Turbos, throttle flaps, EGR valves, air heat exchangers, swirl valves – some of the many actuators who’s movement is controlled by a vacuum circuit.
You have to remember that the actual force is provided by atmospheric pressure- the vacuum circuit removes the air from one side of the diaphragm or piston of the actuator and atmospheric pressure pushes the other side, therefore there is a limit to the force that can be applied (about 14 pounds per square inch of diaphragm / piston area)
For now though we’ll assume that vacuum pulls on the actuator diaphragm.
The circuit comprises a vacuum pump, (usually driven by the camshaft) a vacuum reservoir, electrically operated solenoid valves, diaphragm actuators and small diameter pipes to link the components together.
In order to make a mechanical actuation, a computer sends a signal to the solenoid valve which opens the valve and allows vacuum to reach the actuator diaphragm and move the component in question.

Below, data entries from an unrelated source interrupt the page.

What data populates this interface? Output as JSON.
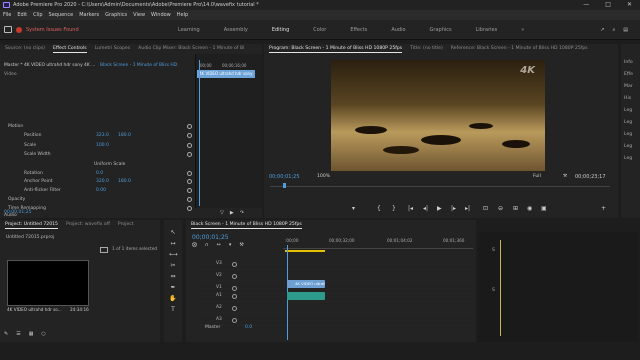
{
  "window": {
    "title": "Adobe Premiere Pro 2020 - C:\\Users\\Admin\\Documents\\Adobe\\Premiere Pro\\14.0\\wavefix tutorial *",
    "min": "—",
    "max": "□",
    "close": "✕"
  },
  "menu": [
    "File",
    "Edit",
    "Clip",
    "Sequence",
    "Markers",
    "Graphics",
    "View",
    "Window",
    "Help"
  ],
  "header": {
    "issues": "System Issues Found",
    "workspaces": [
      "Learning",
      "Assembly",
      "Editing",
      "Color",
      "Effects",
      "Audio",
      "Graphics",
      "Libraries"
    ],
    "active_workspace": "Editing",
    "more": "»"
  },
  "source_panel": {
    "tabs": [
      "Source: (no clips)",
      "Effect Controls",
      "Lumetri Scopes",
      "Audio Clip Mixer: Black Screen - 1 Minute of Bl"
    ],
    "master": "Master * 4K VIDEO ultrahd hdr sony 4K ...",
    "clip_ref": "Black Screen - 1 Minute of Bliss HD",
    "mini_times": [
      "00;00",
      "00;00;16;00"
    ],
    "mini_clip": "4K VIDEO ultrahd hdr sony",
    "video_label": "Video",
    "rows": [
      {
        "label": "Motion",
        "fx": true
      },
      {
        "label": "Position",
        "v1": "323.0",
        "v2": "180.0"
      },
      {
        "label": "Scale",
        "v1": "100.0"
      },
      {
        "label": "Scale Width",
        "v1": ""
      },
      {
        "label": "Uniform Scale",
        "checkbox": true
      },
      {
        "label": "Rotation",
        "v1": "0.0"
      },
      {
        "label": "Anchor Point",
        "v1": "320.0",
        "v2": "180.0"
      },
      {
        "label": "Anti-flicker Filter",
        "v1": "0.00"
      },
      {
        "label": "Opacity",
        "fx": true
      },
      {
        "label": "Time Remapping",
        "fx": true
      },
      {
        "label": "Audio",
        "header": true
      },
      {
        "label": "Volume",
        "fx": true
      },
      {
        "label": "Channel Volume",
        "fx": true
      },
      {
        "label": "Panner",
        "fx": true
      }
    ],
    "timecode": "00;00;01;25"
  },
  "program_panel": {
    "tabs": [
      "Program: Black Screen - 1 Minute of Bliss HD 1080P 25fps",
      "Title: (no title)",
      "Reference: Black Screen - 1 Minute of Bliss HD 1080P 25fps"
    ],
    "watermark": "4K",
    "timecode": "00;00;01;25",
    "zoom": "100%",
    "quality": "Full",
    "duration": "00;00;23;17",
    "controls": [
      "▾",
      "{",
      "}",
      "|◂",
      "◂|",
      "▶",
      "|▸",
      "▸|",
      "⊡",
      "⊖",
      "⊞",
      "◉",
      "▣",
      "+"
    ]
  },
  "right_sidebar": [
    "Info",
    "Effe",
    "Mar",
    "His",
    "Leg",
    "Leg",
    "Leg",
    "Leg",
    "Leg"
  ],
  "project_panel": {
    "tabs": [
      "Project: Untitled 72015",
      "Project: wavefix off",
      "Project"
    ],
    "file": "Untitled 72015.prproj",
    "selection": "1 of 1 items selected",
    "clip_name": "4K VIDEO ultrahd hdr so...",
    "clip_duration": "24:34:16"
  },
  "timeline": {
    "tab": "Black Screen - 1 Minute of Bliss HD 1080P 25fps",
    "timecode": "00;00;01;25",
    "ruler": [
      ":00;00",
      "00;00;32;00",
      "00;01;04;02",
      "00;01;360"
    ],
    "video_tracks": [
      "V3",
      "V2",
      "V1"
    ],
    "audio_tracks": [
      "A1",
      "A2",
      "A3"
    ],
    "master": "Master",
    "master_val": "0.0",
    "video_clip": "4K VIDEO ultrahd"
  },
  "audio_meter": {
    "labels": [
      "S",
      "S"
    ]
  }
}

The position of the component can be infinitely controlled depending on the shape of the signal sent to the solenoid valve